DIRECTIONS FOR THIS TASK:
Where the word "value" shows up in the entries below, please copy the whole line.
DATA: Begin
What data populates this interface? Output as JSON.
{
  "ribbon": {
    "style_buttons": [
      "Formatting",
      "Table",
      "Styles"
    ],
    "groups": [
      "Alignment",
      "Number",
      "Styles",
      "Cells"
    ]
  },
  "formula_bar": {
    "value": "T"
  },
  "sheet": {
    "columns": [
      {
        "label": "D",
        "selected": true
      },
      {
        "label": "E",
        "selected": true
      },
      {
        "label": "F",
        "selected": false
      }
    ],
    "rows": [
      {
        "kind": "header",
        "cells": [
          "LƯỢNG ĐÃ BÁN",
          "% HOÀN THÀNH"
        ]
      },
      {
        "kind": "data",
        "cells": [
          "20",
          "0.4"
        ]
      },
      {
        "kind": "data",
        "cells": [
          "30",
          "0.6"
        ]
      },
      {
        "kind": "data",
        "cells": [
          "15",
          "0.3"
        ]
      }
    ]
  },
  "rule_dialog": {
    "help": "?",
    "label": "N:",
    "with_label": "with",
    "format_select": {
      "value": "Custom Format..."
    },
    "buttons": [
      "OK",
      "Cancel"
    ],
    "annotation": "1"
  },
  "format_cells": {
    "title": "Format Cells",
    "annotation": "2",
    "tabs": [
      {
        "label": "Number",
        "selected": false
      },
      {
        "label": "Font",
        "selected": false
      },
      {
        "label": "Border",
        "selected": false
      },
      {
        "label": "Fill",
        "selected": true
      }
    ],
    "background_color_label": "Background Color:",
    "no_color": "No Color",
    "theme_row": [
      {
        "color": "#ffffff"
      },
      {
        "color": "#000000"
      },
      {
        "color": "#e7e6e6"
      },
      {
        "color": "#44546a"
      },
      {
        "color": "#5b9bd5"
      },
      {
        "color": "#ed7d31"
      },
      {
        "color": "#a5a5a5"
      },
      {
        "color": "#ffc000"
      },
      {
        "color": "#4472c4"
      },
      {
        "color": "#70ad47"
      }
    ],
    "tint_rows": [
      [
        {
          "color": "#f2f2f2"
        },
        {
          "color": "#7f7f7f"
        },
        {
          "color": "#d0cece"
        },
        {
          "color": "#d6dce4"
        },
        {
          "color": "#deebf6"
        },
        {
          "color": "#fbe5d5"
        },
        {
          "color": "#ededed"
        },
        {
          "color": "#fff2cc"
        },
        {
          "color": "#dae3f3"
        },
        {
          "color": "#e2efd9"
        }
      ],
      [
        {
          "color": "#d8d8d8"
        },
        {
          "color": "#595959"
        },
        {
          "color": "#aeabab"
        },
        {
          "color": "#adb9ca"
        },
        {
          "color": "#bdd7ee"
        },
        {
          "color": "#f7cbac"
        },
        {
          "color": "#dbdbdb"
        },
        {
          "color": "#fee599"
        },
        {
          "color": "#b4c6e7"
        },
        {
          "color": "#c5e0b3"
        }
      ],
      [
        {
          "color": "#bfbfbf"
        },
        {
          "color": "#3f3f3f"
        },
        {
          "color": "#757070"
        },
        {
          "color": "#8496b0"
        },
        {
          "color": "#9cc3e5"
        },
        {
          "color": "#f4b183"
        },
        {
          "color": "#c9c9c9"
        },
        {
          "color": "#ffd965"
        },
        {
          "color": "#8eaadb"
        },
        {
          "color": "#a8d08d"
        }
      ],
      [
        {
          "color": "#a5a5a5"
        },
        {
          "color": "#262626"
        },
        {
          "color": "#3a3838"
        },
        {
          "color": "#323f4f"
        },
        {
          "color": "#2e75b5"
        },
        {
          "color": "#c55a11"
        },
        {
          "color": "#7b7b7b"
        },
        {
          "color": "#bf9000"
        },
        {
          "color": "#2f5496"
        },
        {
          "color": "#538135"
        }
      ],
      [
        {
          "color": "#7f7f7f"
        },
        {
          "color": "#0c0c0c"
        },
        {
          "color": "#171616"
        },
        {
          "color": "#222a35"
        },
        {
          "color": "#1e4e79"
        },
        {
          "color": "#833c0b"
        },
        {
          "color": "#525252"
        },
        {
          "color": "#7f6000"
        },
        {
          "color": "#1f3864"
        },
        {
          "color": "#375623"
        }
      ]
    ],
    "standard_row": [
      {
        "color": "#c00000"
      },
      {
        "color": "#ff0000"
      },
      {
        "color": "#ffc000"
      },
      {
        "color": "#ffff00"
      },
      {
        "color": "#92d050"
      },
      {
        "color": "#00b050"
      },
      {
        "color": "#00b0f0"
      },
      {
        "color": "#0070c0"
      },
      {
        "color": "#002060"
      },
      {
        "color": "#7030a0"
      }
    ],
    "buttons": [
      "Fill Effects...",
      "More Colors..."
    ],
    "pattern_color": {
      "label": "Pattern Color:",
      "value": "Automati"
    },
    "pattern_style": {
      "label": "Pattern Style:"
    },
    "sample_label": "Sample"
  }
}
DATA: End
RESPONSE TO THIS EXERCISE:
    "value": "T"
      "value": "Custom Format..."
      "value": "Automati"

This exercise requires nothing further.